### YOUR ASSIGNMENT:
Among the entries below, find each line holding "kind" and return it.

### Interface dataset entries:
****************************************

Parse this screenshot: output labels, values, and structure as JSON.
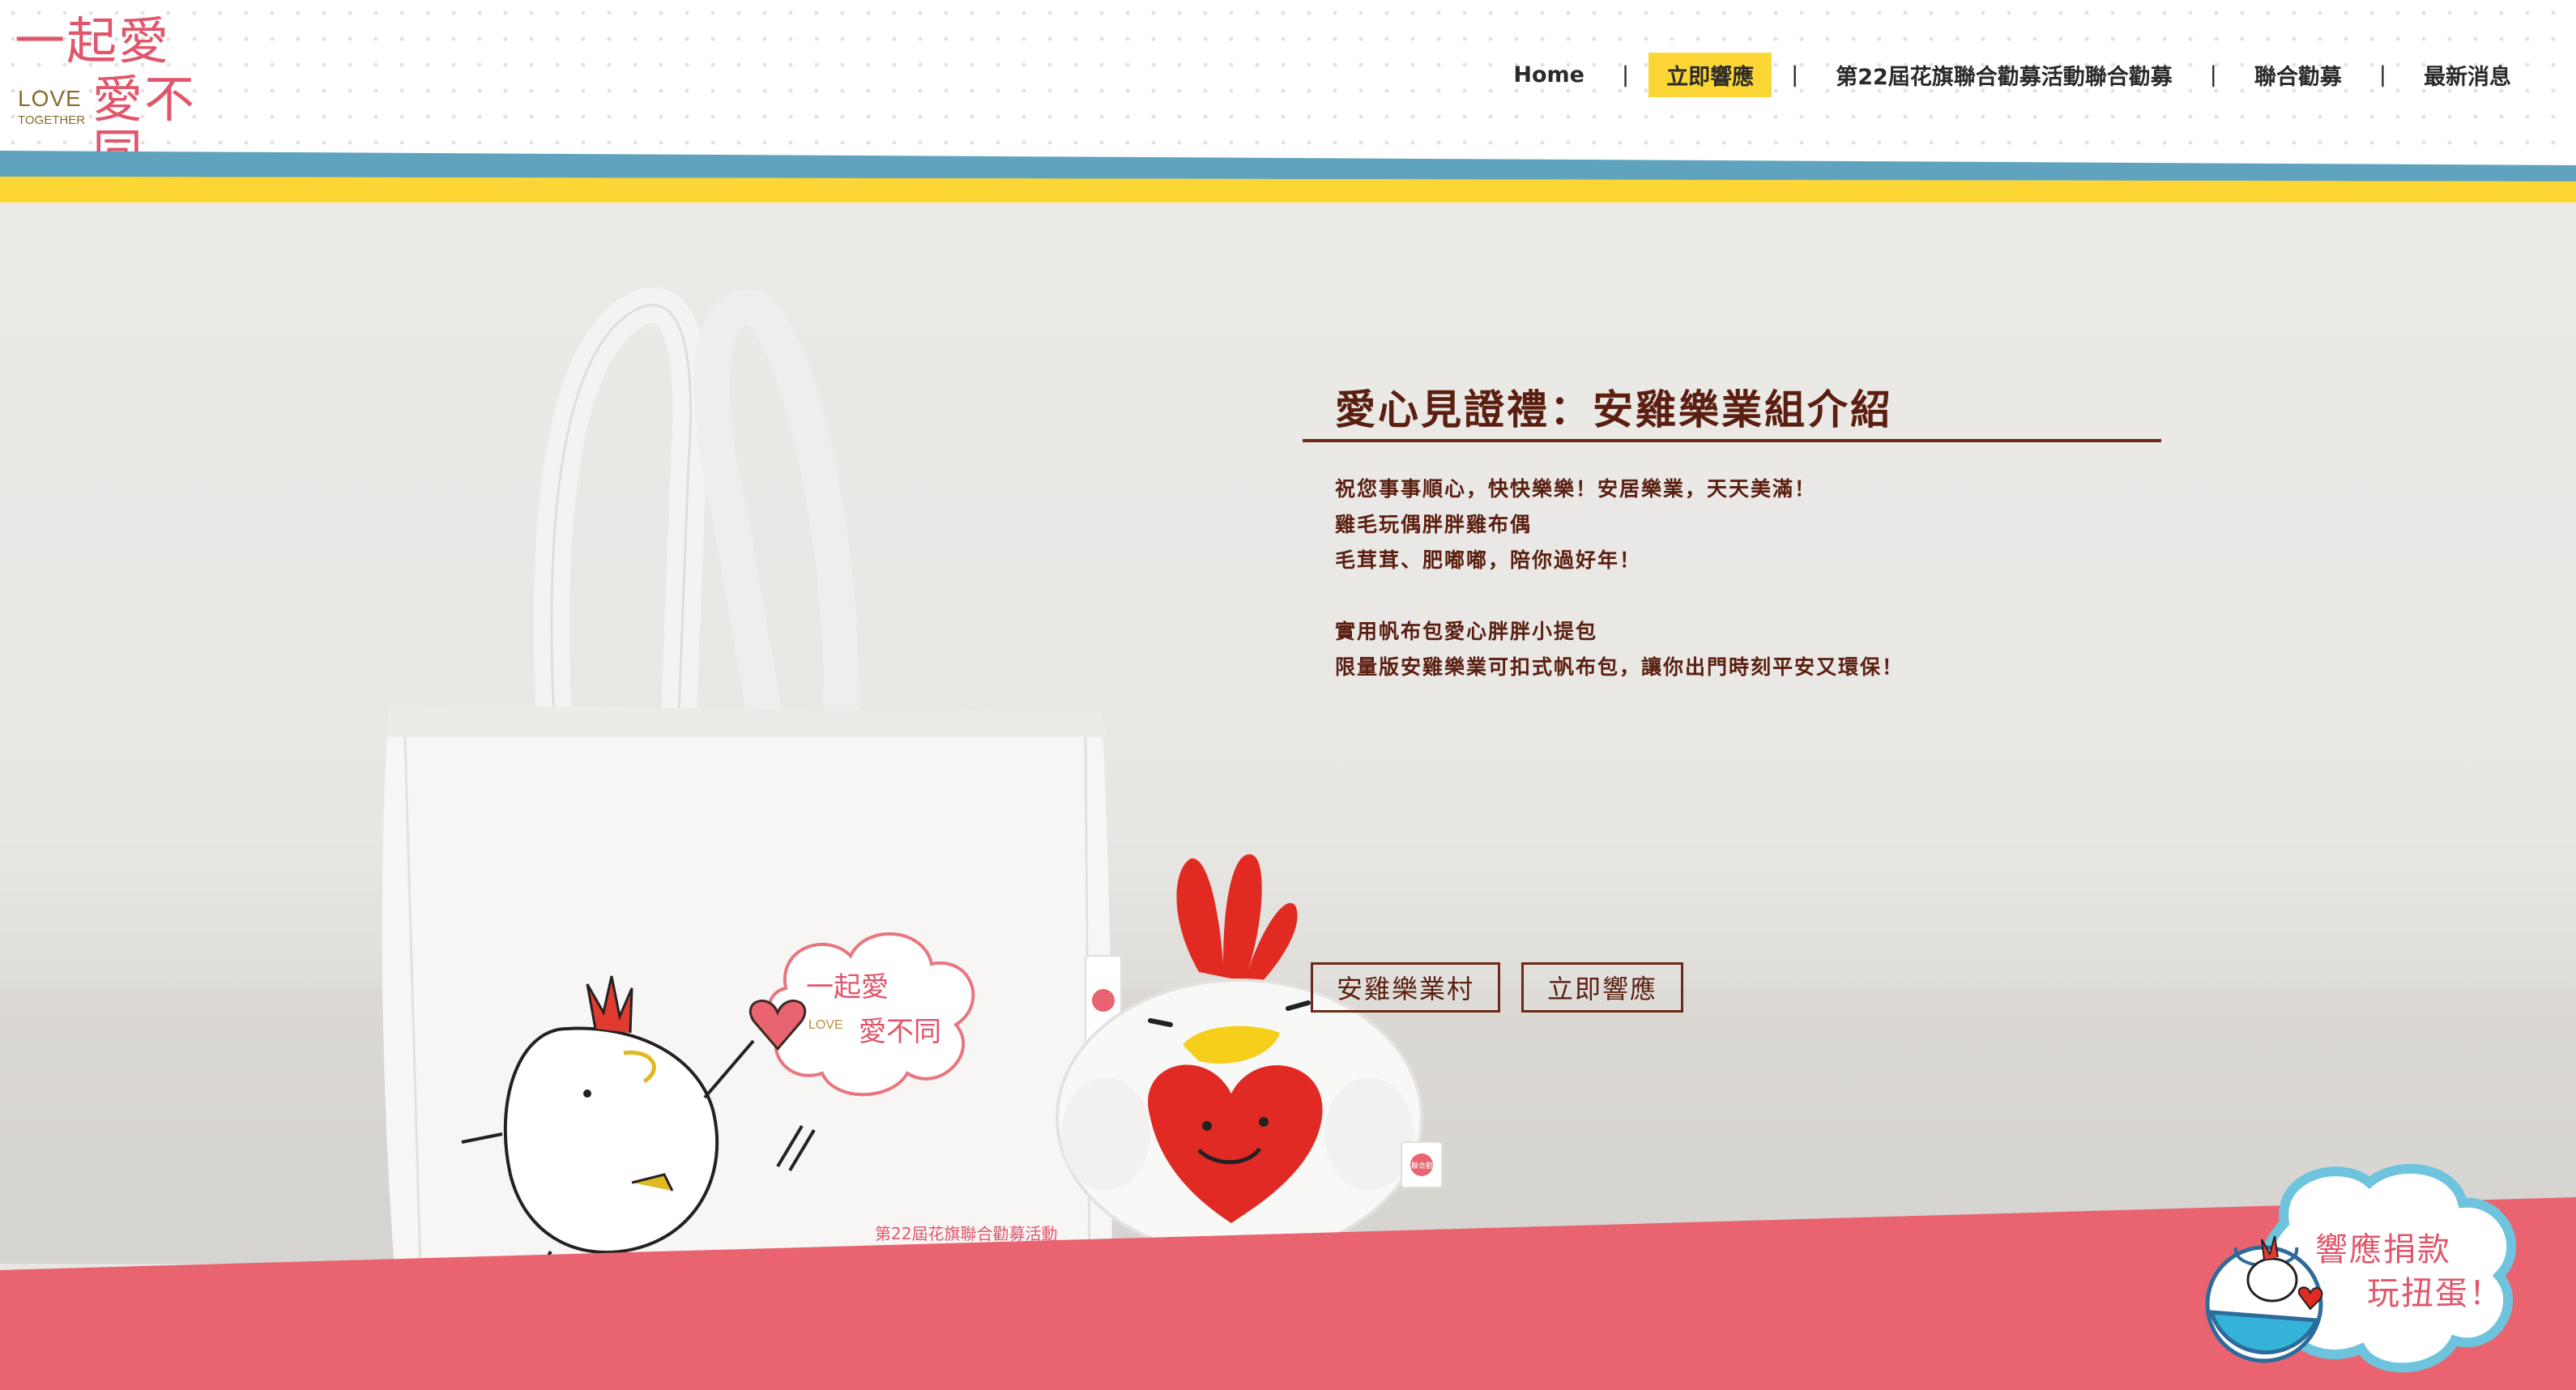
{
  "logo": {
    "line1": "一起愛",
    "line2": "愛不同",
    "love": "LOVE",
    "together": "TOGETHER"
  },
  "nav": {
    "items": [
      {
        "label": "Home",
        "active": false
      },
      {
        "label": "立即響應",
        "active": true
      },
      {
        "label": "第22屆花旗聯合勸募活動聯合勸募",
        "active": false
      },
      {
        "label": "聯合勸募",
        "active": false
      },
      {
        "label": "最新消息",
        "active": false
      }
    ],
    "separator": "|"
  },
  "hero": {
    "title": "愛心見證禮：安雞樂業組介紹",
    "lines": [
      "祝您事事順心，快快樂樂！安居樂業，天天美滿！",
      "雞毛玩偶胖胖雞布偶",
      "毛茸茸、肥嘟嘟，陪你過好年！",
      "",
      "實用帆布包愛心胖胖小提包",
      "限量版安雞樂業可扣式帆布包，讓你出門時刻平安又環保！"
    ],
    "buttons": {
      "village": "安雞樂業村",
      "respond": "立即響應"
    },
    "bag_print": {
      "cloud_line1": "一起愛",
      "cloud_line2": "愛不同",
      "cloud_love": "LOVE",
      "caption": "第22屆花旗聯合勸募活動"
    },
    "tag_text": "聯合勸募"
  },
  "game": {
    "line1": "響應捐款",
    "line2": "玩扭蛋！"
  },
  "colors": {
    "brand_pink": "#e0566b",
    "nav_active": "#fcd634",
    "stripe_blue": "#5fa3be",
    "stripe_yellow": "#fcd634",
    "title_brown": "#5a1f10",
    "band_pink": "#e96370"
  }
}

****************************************

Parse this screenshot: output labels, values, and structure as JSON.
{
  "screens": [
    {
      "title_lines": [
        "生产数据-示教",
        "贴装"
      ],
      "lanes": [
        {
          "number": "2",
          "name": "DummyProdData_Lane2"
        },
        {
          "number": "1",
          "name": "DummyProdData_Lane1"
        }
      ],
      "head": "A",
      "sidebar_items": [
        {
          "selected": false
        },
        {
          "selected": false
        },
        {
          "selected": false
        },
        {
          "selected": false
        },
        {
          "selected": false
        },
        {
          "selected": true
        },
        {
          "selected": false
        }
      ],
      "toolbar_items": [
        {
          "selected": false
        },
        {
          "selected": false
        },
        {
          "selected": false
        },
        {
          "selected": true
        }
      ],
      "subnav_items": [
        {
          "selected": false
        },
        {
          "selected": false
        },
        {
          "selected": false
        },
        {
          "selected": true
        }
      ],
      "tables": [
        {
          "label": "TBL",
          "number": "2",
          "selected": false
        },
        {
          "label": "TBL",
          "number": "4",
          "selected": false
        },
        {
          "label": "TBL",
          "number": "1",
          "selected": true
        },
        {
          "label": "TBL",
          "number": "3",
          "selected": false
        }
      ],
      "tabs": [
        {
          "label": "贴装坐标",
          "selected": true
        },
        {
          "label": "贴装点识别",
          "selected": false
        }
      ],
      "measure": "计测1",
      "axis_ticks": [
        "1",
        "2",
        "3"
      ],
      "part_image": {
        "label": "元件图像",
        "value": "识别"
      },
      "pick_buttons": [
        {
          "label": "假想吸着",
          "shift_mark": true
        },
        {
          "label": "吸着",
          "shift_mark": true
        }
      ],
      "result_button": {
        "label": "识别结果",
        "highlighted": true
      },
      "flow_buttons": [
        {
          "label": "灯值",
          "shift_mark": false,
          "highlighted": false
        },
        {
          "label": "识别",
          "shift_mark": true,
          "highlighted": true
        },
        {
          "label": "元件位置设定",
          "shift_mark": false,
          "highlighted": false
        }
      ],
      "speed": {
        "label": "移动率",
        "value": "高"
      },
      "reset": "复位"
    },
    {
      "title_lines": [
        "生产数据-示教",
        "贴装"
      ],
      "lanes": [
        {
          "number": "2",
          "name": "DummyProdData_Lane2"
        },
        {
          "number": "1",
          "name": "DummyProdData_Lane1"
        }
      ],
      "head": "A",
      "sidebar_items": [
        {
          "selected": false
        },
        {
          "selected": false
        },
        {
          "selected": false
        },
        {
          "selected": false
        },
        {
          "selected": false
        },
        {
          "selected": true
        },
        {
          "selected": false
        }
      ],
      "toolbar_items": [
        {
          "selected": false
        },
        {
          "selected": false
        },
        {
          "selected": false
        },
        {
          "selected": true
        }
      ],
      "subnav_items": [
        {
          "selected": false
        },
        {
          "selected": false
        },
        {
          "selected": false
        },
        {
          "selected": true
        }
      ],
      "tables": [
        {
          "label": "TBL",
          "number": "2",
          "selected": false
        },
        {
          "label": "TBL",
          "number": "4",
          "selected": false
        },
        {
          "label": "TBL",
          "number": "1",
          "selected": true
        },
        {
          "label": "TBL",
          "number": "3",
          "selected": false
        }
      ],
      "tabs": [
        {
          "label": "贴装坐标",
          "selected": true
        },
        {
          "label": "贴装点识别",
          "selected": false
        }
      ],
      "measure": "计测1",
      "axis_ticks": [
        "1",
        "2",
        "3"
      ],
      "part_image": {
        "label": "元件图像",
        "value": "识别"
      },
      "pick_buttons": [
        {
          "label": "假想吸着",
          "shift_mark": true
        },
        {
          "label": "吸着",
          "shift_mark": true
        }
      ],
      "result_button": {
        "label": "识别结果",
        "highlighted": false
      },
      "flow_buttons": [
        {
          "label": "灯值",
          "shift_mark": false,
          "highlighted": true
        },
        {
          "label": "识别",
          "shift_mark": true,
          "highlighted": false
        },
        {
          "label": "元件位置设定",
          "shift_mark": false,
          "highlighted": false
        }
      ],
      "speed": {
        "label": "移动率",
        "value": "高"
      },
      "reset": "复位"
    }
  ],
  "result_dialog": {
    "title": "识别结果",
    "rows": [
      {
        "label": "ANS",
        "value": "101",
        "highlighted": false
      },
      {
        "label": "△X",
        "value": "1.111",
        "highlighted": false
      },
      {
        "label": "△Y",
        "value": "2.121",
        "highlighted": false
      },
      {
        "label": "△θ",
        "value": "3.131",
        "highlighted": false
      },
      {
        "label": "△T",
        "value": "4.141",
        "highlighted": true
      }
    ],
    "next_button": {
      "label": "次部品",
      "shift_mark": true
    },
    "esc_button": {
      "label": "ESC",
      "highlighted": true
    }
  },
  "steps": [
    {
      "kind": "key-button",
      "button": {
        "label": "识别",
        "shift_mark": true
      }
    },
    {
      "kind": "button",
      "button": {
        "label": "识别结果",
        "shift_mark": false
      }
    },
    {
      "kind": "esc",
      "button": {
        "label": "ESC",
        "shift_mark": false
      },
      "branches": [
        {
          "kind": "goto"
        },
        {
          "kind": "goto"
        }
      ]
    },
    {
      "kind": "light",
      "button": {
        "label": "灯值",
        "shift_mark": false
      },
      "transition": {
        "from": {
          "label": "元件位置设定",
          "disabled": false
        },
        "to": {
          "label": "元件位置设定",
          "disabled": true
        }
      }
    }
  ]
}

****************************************

### WRITTEN SOLUTION:
      "kind": "key-button",
      "kind": "button",
      "kind": "esc",
          "kind": "goto"
          "kind": "goto"
      "kind": "light",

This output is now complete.